### RECORDS SHOWN

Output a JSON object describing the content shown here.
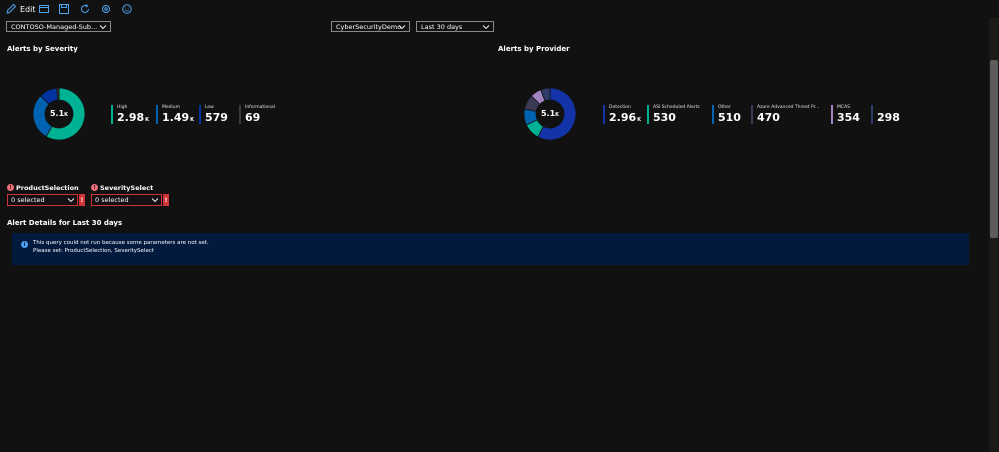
{
  "toolbar": {
    "edit_label": "Edit",
    "icons": [
      "edit-icon",
      "open-icon",
      "save-icon",
      "refresh-icon",
      "settings-icon",
      "feedback-icon"
    ]
  },
  "params": {
    "subscription": "CONTOSO-Managed-Sub...",
    "workspace": "CyberSecurityDemo",
    "time_range": "Last 30 days"
  },
  "severity": {
    "title": "Alerts by Severity",
    "total": "5.1",
    "total_unit": "K",
    "legend": [
      {
        "label": "High",
        "value": "2.98",
        "unit": "K",
        "color": "#00b294"
      },
      {
        "label": "Medium",
        "value": "1.49",
        "unit": "K",
        "color": "#0063b1"
      },
      {
        "label": "Low",
        "value": "579",
        "unit": "",
        "color": "#0032a0"
      },
      {
        "label": "Informational",
        "value": "69",
        "unit": "",
        "color": "#3b3a39"
      }
    ],
    "chart_data": {
      "type": "pie",
      "categories": [
        "High",
        "Medium",
        "Low",
        "Informational"
      ],
      "values": [
        2980,
        1490,
        579,
        69
      ],
      "colors": [
        "#00b294",
        "#0063b1",
        "#0032a0",
        "#3b3a39"
      ]
    }
  },
  "provider": {
    "title": "Alerts by Provider",
    "total": "5.1",
    "total_unit": "K",
    "legend": [
      {
        "label": "Detection",
        "value": "2.96",
        "unit": "K",
        "color": "#1234a8"
      },
      {
        "label": "ASI Scheduled Alerts",
        "value": "530",
        "unit": "",
        "color": "#00b294"
      },
      {
        "label": "Other",
        "value": "510",
        "unit": "",
        "color": "#0063b1"
      },
      {
        "label": "Azure Advanced Threat Pr...",
        "value": "470",
        "unit": "",
        "color": "#3b3a55"
      },
      {
        "label": "MCAS",
        "value": "354",
        "unit": "",
        "color": "#a285c0"
      },
      {
        "label": "",
        "value": "298",
        "unit": "",
        "color": "#2e3b66"
      }
    ],
    "chart_data": {
      "type": "pie",
      "categories": [
        "Detection",
        "ASI Scheduled Alerts",
        "Other",
        "Azure Advanced Threat Pr...",
        "MCAS",
        ""
      ],
      "values": [
        2960,
        530,
        510,
        470,
        354,
        298
      ],
      "colors": [
        "#1234a8",
        "#00b294",
        "#0063b1",
        "#3b3a55",
        "#a285c0",
        "#2e3b66"
      ]
    }
  },
  "product_selection": {
    "label": "ProductSelection",
    "value": "0 selected",
    "error_mark": "!"
  },
  "severity_select": {
    "label": "SeveritySelect",
    "value": "0 selected",
    "error_mark": "!"
  },
  "details": {
    "title": "Alert Details for Last 30 days",
    "message_line1": "This query could not run because some parameters are not set.",
    "message_line2": "Please set: ProductSelection, SeveritySelect"
  }
}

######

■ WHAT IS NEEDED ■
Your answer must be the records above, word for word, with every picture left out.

■ OUTPUT BELOW ■
Output a JSON object describing the content shown here.
{
  "toolbar": {
    "edit_label": "Edit",
    "icons": [
      "edit-icon",
      "open-icon",
      "save-icon",
      "refresh-icon",
      "settings-icon",
      "feedback-icon"
    ]
  },
  "params": {
    "subscription": "CONTOSO-Managed-Sub...",
    "workspace": "CyberSecurityDemo",
    "time_range": "Last 30 days"
  },
  "severity": {
    "title": "Alerts by Severity",
    "total": "5.1",
    "total_unit": "K",
    "legend": [
      {
        "label": "High",
        "value": "2.98",
        "unit": "K",
        "color": "#00b294"
      },
      {
        "label": "Medium",
        "value": "1.49",
        "unit": "K",
        "color": "#0063b1"
      },
      {
        "label": "Low",
        "value": "579",
        "unit": "",
        "color": "#0032a0"
      },
      {
        "label": "Informational",
        "value": "69",
        "unit": "",
        "color": "#3b3a39"
      }
    ],
    "chart_data": {
      "type": "pie",
      "categories": [
        "High",
        "Medium",
        "Low",
        "Informational"
      ],
      "values": [
        2980,
        1490,
        579,
        69
      ],
      "colors": [
        "#00b294",
        "#0063b1",
        "#0032a0",
        "#3b3a39"
      ]
    }
  },
  "provider": {
    "title": "Alerts by Provider",
    "total": "5.1",
    "total_unit": "K",
    "legend": [
      {
        "label": "Detection",
        "value": "2.96",
        "unit": "K",
        "color": "#1234a8"
      },
      {
        "label": "ASI Scheduled Alerts",
        "value": "530",
        "unit": "",
        "color": "#00b294"
      },
      {
        "label": "Other",
        "value": "510",
        "unit": "",
        "color": "#0063b1"
      },
      {
        "label": "Azure Advanced Threat Pr...",
        "value": "470",
        "unit": "",
        "color": "#3b3a55"
      },
      {
        "label": "MCAS",
        "value": "354",
        "unit": "",
        "color": "#a285c0"
      },
      {
        "label": "",
        "value": "298",
        "unit": "",
        "color": "#2e3b66"
      }
    ],
    "chart_data": {
      "type": "pie",
      "categories": [
        "Detection",
        "ASI Scheduled Alerts",
        "Other",
        "Azure Advanced Threat Pr...",
        "MCAS",
        ""
      ],
      "values": [
        2960,
        530,
        510,
        470,
        354,
        298
      ],
      "colors": [
        "#1234a8",
        "#00b294",
        "#0063b1",
        "#3b3a55",
        "#a285c0",
        "#2e3b66"
      ]
    }
  },
  "product_selection": {
    "label": "ProductSelection",
    "value": "0 selected",
    "error_mark": "!"
  },
  "severity_select": {
    "label": "SeveritySelect",
    "value": "0 selected",
    "error_mark": "!"
  },
  "details": {
    "title": "Alert Details for Last 30 days",
    "message_line1": "This query could not run because some parameters are not set.",
    "message_line2": "Please set: ProductSelection, SeveritySelect"
  }
}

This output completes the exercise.